- [Task statement]:
Write out all of the entries below word for word.

Extracted records
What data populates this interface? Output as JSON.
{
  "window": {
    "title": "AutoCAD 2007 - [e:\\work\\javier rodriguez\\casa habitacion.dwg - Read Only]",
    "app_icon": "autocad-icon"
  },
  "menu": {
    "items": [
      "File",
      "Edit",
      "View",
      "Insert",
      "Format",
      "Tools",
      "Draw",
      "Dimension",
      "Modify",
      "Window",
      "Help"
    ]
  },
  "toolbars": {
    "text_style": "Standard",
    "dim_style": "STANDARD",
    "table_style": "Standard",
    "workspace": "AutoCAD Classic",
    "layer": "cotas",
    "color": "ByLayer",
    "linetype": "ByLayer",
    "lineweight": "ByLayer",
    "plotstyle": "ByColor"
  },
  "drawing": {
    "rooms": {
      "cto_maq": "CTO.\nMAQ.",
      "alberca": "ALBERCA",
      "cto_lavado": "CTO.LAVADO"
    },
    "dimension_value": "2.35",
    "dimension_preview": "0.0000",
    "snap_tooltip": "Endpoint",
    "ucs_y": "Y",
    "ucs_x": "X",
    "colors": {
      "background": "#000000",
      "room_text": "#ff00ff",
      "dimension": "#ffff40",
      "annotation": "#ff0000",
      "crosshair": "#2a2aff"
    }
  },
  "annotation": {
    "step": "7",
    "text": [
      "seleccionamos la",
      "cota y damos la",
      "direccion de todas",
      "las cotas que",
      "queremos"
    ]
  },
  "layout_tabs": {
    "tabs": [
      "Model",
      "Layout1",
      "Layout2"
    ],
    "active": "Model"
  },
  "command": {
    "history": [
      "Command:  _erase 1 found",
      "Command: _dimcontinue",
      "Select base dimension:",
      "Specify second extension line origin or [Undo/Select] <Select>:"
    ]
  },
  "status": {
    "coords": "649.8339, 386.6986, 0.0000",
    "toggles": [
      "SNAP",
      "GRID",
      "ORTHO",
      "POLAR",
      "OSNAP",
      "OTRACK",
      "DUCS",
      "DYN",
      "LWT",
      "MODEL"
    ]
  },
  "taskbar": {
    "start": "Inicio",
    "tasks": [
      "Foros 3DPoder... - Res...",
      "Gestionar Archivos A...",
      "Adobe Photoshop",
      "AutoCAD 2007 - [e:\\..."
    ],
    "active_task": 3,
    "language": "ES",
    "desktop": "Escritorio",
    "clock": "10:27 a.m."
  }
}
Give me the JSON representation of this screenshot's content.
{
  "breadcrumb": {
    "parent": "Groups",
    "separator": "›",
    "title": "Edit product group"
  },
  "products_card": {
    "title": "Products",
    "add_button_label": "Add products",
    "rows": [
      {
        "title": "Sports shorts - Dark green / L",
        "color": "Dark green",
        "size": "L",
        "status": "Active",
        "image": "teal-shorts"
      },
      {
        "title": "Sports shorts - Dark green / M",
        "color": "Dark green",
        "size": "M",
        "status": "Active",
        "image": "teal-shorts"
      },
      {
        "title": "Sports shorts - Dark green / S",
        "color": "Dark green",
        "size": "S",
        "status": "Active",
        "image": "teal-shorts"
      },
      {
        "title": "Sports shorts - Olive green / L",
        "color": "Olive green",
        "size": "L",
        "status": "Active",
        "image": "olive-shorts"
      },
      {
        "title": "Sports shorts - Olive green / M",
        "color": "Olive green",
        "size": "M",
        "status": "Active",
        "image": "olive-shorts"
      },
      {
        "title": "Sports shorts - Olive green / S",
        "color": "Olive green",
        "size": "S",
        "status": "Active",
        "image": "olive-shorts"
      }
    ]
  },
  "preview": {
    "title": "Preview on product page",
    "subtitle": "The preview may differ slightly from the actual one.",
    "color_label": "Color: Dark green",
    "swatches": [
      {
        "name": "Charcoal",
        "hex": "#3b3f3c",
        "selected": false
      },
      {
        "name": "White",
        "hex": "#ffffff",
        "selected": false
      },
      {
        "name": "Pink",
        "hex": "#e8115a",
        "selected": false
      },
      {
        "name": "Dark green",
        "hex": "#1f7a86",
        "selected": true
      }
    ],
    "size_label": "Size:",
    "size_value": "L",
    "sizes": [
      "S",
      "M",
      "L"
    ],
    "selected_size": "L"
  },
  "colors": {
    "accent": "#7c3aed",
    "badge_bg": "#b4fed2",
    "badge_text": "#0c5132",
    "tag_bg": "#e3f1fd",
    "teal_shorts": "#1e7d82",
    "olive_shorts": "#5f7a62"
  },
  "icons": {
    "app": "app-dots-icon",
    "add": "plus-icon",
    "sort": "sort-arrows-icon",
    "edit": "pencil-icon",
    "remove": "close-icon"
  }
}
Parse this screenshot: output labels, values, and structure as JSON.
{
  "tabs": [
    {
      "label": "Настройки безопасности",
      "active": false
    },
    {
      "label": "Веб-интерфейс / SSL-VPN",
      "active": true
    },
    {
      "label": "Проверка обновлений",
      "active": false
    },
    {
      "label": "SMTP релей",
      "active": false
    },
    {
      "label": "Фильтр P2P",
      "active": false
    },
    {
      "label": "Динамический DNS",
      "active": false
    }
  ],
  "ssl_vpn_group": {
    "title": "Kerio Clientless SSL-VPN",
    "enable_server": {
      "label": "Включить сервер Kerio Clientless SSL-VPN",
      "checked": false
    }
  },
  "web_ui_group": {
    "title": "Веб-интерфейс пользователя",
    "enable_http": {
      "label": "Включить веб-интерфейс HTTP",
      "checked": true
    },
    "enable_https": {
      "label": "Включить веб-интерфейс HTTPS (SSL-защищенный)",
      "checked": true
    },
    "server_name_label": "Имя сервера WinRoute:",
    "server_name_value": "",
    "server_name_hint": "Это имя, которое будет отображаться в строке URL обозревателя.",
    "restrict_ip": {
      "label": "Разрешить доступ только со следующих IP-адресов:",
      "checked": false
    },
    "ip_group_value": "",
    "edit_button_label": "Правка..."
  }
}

- [Your solution]:
What data populates this interface? Output as JSON.
{
  "window": {
    "title": "AutoCAD 2007 - [e:\\work\\javier rodriguez\\casa habitacion.dwg - Read Only]",
    "app_icon": "autocad-icon"
  },
  "menu": {
    "items": [
      "File",
      "Edit",
      "View",
      "Insert",
      "Format",
      "Tools",
      "Draw",
      "Dimension",
      "Modify",
      "Window",
      "Help"
    ]
  },
  "toolbars": {
    "text_style": "Standard",
    "dim_style": "STANDARD",
    "table_style": "Standard",
    "workspace": "AutoCAD Classic",
    "layer": "cotas",
    "color": "ByLayer",
    "linetype": "ByLayer",
    "lineweight": "ByLayer",
    "plotstyle": "ByColor"
  },
  "drawing": {
    "rooms": {
      "cto_maq": "CTO.\nMAQ.",
      "alberca": "ALBERCA",
      "cto_lavado": "CTO.LAVADO"
    },
    "dimension_value": "2.35",
    "dimension_preview": "0.0000",
    "snap_tooltip": "Endpoint",
    "ucs_y": "Y",
    "ucs_x": "X",
    "colors": {
      "background": "#000000",
      "room_text": "#ff00ff",
      "dimension": "#ffff40",
      "annotation": "#ff0000",
      "crosshair": "#2a2aff"
    }
  },
  "annotation": {
    "step": "7",
    "text": [
      "seleccionamos la",
      "cota y damos la",
      "direccion de todas",
      "las cotas que",
      "queremos"
    ]
  },
  "layout_tabs": {
    "tabs": [
      "Model",
      "Layout1",
      "Layout2"
    ],
    "active": "Model"
  },
  "command": {
    "history": [
      "Command:  _erase 1 found",
      "Command: _dimcontinue",
      "Select base dimension:",
      "Specify second extension line origin or [Undo/Select] <Select>:"
    ]
  },
  "status": {
    "coords": "649.8339, 386.6986, 0.0000",
    "toggles": [
      "SNAP",
      "GRID",
      "ORTHO",
      "POLAR",
      "OSNAP",
      "OTRACK",
      "DUCS",
      "DYN",
      "LWT",
      "MODEL"
    ]
  },
  "taskbar": {
    "start": "Inicio",
    "tasks": [
      "Foros 3DPoder... - Res...",
      "Gestionar Archivos A...",
      "Adobe Photoshop",
      "AutoCAD 2007 - [e:\\..."
    ],
    "active_task": 3,
    "language": "ES",
    "desktop": "Escritorio",
    "clock": "10:27 a.m."
  }
}
Give me the JSON representation of this screenshot's content.
{
  "breadcrumb": {
    "parent": "Groups",
    "separator": "›",
    "title": "Edit product group"
  },
  "products_card": {
    "title": "Products",
    "add_button_label": "Add products",
    "rows": [
      {
        "title": "Sports shorts - Dark green / L",
        "color": "Dark green",
        "size": "L",
        "status": "Active",
        "image": "teal-shorts"
      },
      {
        "title": "Sports shorts - Dark green / M",
        "color": "Dark green",
        "size": "M",
        "status": "Active",
        "image": "teal-shorts"
      },
      {
        "title": "Sports shorts - Dark green / S",
        "color": "Dark green",
        "size": "S",
        "status": "Active",
        "image": "teal-shorts"
      },
      {
        "title": "Sports shorts - Olive green / L",
        "color": "Olive green",
        "size": "L",
        "status": "Active",
        "image": "olive-shorts"
      },
      {
        "title": "Sports shorts - Olive green / M",
        "color": "Olive green",
        "size": "M",
        "status": "Active",
        "image": "olive-shorts"
      },
      {
        "title": "Sports shorts - Olive green / S",
        "color": "Olive green",
        "size": "S",
        "status": "Active",
        "image": "olive-shorts"
      }
    ]
  },
  "preview": {
    "title": "Preview on product page",
    "subtitle": "The preview may differ slightly from the actual one.",
    "color_label": "Color: Dark green",
    "swatches": [
      {
        "name": "Charcoal",
        "hex": "#3b3f3c",
        "selected": false
      },
      {
        "name": "White",
        "hex": "#ffffff",
        "selected": false
      },
      {
        "name": "Pink",
        "hex": "#e8115a",
        "selected": false
      },
      {
        "name": "Dark green",
        "hex": "#1f7a86",
        "selected": true
      }
    ],
    "size_label": "Size:",
    "size_value": "L",
    "sizes": [
      "S",
      "M",
      "L"
    ],
    "selected_size": "L"
  },
  "colors": {
    "accent": "#7c3aed",
    "badge_bg": "#b4fed2",
    "badge_text": "#0c5132",
    "tag_bg": "#e3f1fd",
    "teal_shorts": "#1e7d82",
    "olive_shorts": "#5f7a62"
  },
  "icons": {
    "app": "app-dots-icon",
    "add": "plus-icon",
    "sort": "sort-arrows-icon",
    "edit": "pencil-icon",
    "remove": "close-icon"
  }
}
Parse this screenshot: output labels, values, and structure as JSON.
{
  "tabs": [
    {
      "label": "Настройки безопасности",
      "active": false
    },
    {
      "label": "Веб-интерфейс / SSL-VPN",
      "active": true
    },
    {
      "label": "Проверка обновлений",
      "active": false
    },
    {
      "label": "SMTP релей",
      "active": false
    },
    {
      "label": "Фильтр P2P",
      "active": false
    },
    {
      "label": "Динамический DNS",
      "active": false
    }
  ],
  "ssl_vpn_group": {
    "title": "Kerio Clientless SSL-VPN",
    "enable_server": {
      "label": "Включить сервер Kerio Clientless SSL-VPN",
      "checked": false
    }
  },
  "web_ui_group": {
    "title": "Веб-интерфейс пользователя",
    "enable_http": {
      "label": "Включить веб-интерфейс HTTP",
      "checked": true
    },
    "enable_https": {
      "label": "Включить веб-интерфейс HTTPS (SSL-защищенный)",
      "checked": true
    },
    "server_name_label": "Имя сервера WinRoute:",
    "server_name_value": "",
    "server_name_hint": "Это имя, которое будет отображаться в строке URL обозревателя.",
    "restrict_ip": {
      "label": "Разрешить доступ только со следующих IP-адресов:",
      "checked": false
    },
    "ip_group_value": "",
    "edit_button_label": "Правка..."
  }
}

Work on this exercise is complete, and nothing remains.